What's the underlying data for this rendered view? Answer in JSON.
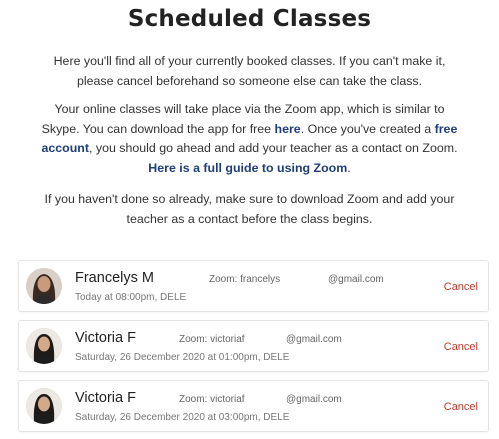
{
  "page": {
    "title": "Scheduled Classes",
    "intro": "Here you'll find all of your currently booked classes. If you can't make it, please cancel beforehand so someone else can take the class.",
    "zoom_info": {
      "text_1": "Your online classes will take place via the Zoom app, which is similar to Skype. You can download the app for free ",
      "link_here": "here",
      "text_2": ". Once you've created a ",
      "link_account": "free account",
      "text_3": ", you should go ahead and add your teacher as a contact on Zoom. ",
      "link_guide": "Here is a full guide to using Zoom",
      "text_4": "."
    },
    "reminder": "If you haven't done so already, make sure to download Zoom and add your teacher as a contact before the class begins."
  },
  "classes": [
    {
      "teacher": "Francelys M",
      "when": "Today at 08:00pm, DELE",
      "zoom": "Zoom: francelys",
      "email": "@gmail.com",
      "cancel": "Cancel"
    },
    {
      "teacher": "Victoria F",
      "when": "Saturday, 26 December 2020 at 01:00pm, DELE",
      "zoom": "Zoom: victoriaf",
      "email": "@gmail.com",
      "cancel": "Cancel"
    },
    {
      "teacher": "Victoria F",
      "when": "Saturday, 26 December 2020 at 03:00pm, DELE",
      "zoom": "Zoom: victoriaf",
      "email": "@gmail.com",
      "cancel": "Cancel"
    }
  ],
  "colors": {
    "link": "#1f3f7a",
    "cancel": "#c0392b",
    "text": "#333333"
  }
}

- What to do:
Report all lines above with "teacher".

- Completed task:
      "text_3": ", you should go ahead and add your teacher as a contact on Zoom. ",
    "reminder": "If you haven't done so already, make sure to download Zoom and add your teacher as a contact before the class begins."
      "teacher": "Francelys M",
      "teacher": "Victoria F",
      "teacher": "Victoria F",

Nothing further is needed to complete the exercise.